2020: The pieces are starting to come together. I lost one therapist due to her daytime job at the hospital causing things to become overwhelming for her time-wise. I got a new therapist who on the first visit noticed my social skills problems. After a comment she made, I felt like she hinted that I may be on the autism spectrum. She got a new daytime job that required her to relocate, so I lost her after only 4 sessions. Due to losing two therapists in the same year, I changed therapy places later in 2020 for stability. I know 2020 sucked for everyone, but I feel like Covid allowed me to find a new therapy place that treated things other than anxiety, depression, and learning disabilities. My current therapist noticed in the first visit that I’m neurodivergent. However, the neuropsychologists that my therapist typically refers people to were still closed. The waiting game begins. I also discovered YouTuber Purple Ella, who was diagnosed with ADHD and autism due to having two autistic kids and one with both ADHD and autism. I also started learning about how girls present with ADHD and autism differently and that some autistic women were misdiagnosed with ADHD (could this be my case?)

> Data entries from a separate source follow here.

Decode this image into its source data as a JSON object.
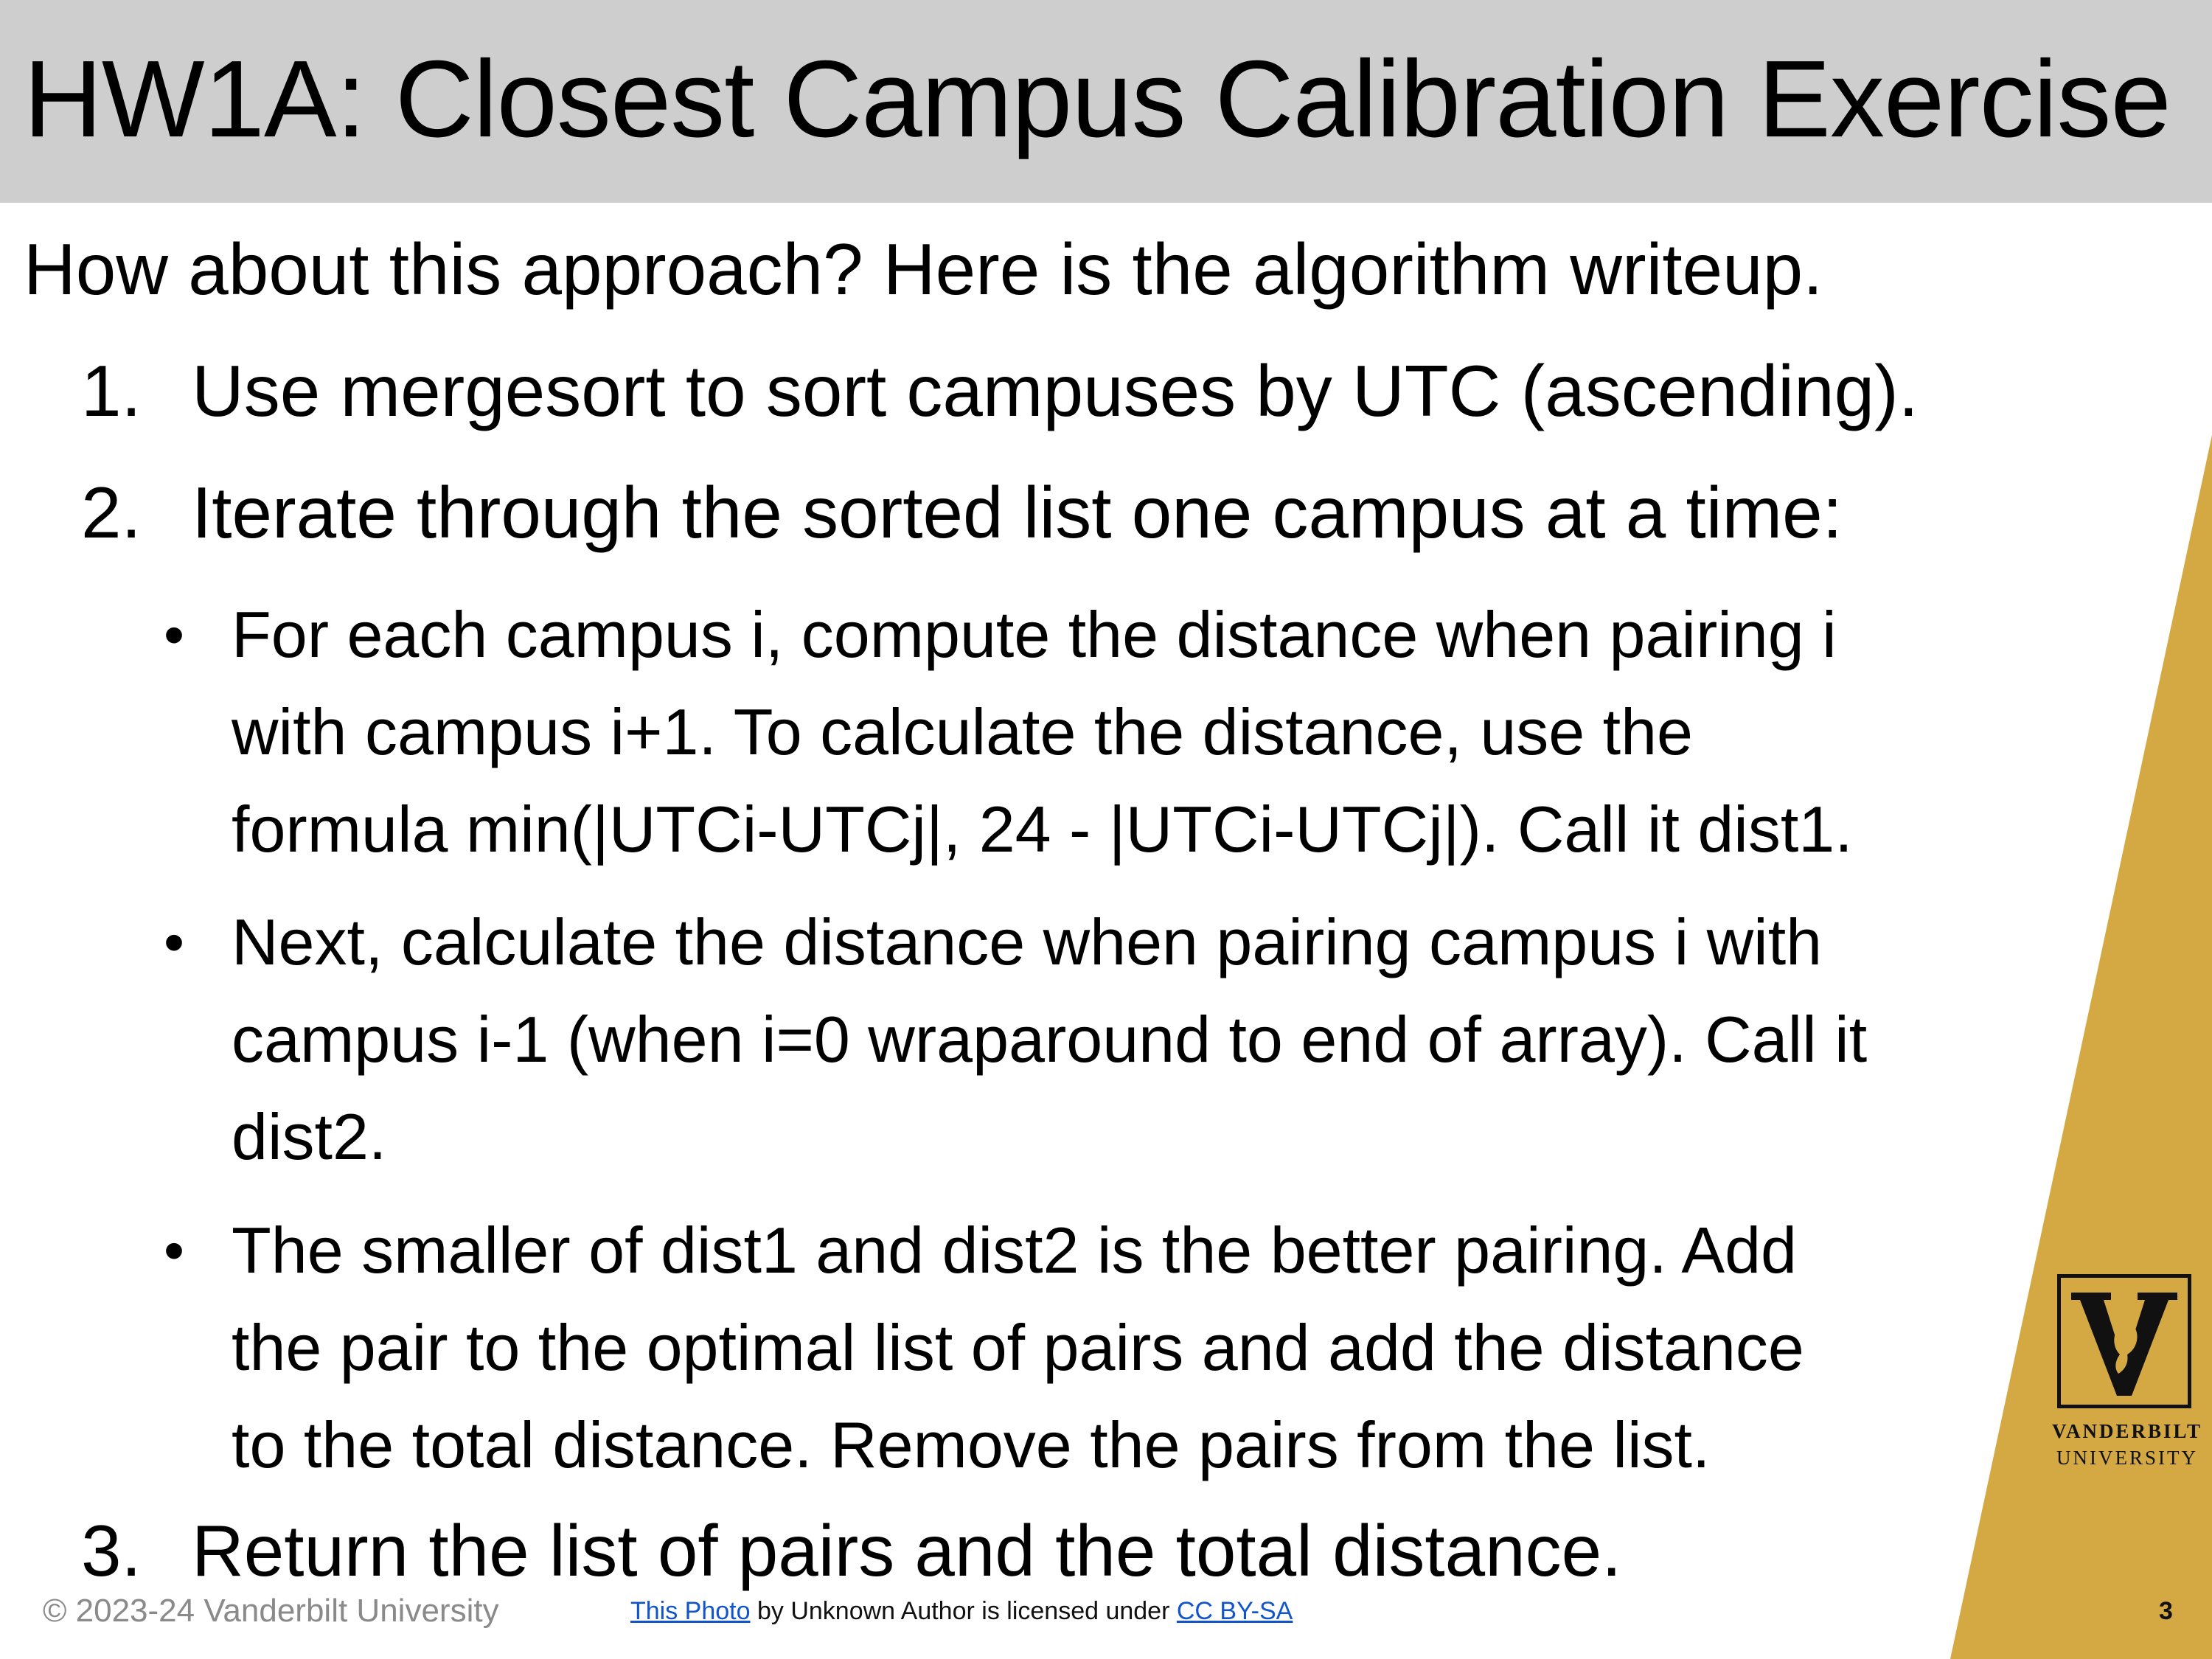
{
  "slide": {
    "title": "HW1A: Closest Campus Calibration Exercise",
    "intro": "How about this approach? Here is the algorithm writeup.",
    "steps": [
      {
        "number": "1.",
        "text": "Use mergesort to sort campuses by UTC (ascending)."
      },
      {
        "number": "2.",
        "text": "Iterate through the sorted list one campus at a time:"
      },
      {
        "number": "3.",
        "text": "Return the list of pairs and the total distance."
      }
    ],
    "bullets": [
      {
        "lines": [
          "For each campus i, compute the distance when pairing i",
          "with campus i+1. To calculate the distance, use the",
          "formula min(|UTCi-UTCj|, 24 - |UTCi-UTCj|). Call it dist1."
        ]
      },
      {
        "lines": [
          "Next, calculate the distance when pairing campus i with",
          "campus i-1 (when i=0 wraparound to end of array). Call it",
          "dist2."
        ]
      },
      {
        "lines": [
          "The smaller of dist1 and dist2 is the better pairing. Add",
          "the pair to the optimal list of pairs and add the distance",
          "to the total distance. Remove the pairs from the list."
        ]
      }
    ],
    "bullet_symbol": "•"
  },
  "footer": {
    "copyright": "© 2023-24 Vanderbilt University",
    "photo_link": "This Photo",
    "credit_middle": " by Unknown Author is licensed under ",
    "license_link": "CC BY-SA",
    "page_number": "3"
  },
  "logo": {
    "line1": "VANDERBILT",
    "line2": "UNIVERSITY",
    "icon": "vanderbilt-v-oak-leaf-logo"
  },
  "colors": {
    "title_bar": "#cfcecf",
    "gold_accent": "#d4a944",
    "link": "#1155cc"
  }
}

2021: I finally had the time to read books “Aspergirls” by Rudy Simone who now goes by the name Artemisia Xene and “Divergent Mind” by Jenara Nerenberg. “Aspergirls” almost completely captured my experience as a woman with undiagnosed autism. We have ruled out Borderline Personality Disorder as a diagnosis (I made some mental health blog posts where I said I felt like I have BPD, which some autistic women get misdiagnosed with this before getting a proper diagnosis). Last month, I found out that neuropsychological centers are starting to open. My therapist picked neuropsychology centers based on the following criteria:
- The evaluator has an understanding of how girls and women present differently. Women are often undiagnosed until they are adults because autism and ADHD studies focus on male presentation. Women may have learned to hide their symptoms to be socially accepted or may have spent a lot of time studying neurotypical people to pretend to be like them.
- The neuropsychology center must test adults. Fun fact: Autistic people grow up. Autism was thought to only occur in childhood and the kids would grow out of it. Therefore, there are very few resources for adults to seek help and evaluations. The authors of the books I read are self-diagnosed autistic women. Artemisia could not find anyone who could evaluate her or believe her and many adults choose to not seek a diagnosis due to their age. learning ways to cope, or finding that there would be no added benefit to a diagnosis.
- The neuropsychology center must do autism evaluations. I was looking for centers months ago and found one that explicitly said they don’t do autism evaluations. I’ve been living for 28 years without a proper diagnosis and I can’t slip through the cracks again. I want to get the proper help I need and find accommodations that can help me at work.
Now that I have a list of referrals, my therapist and I will discuss this next week and I can start the next phase.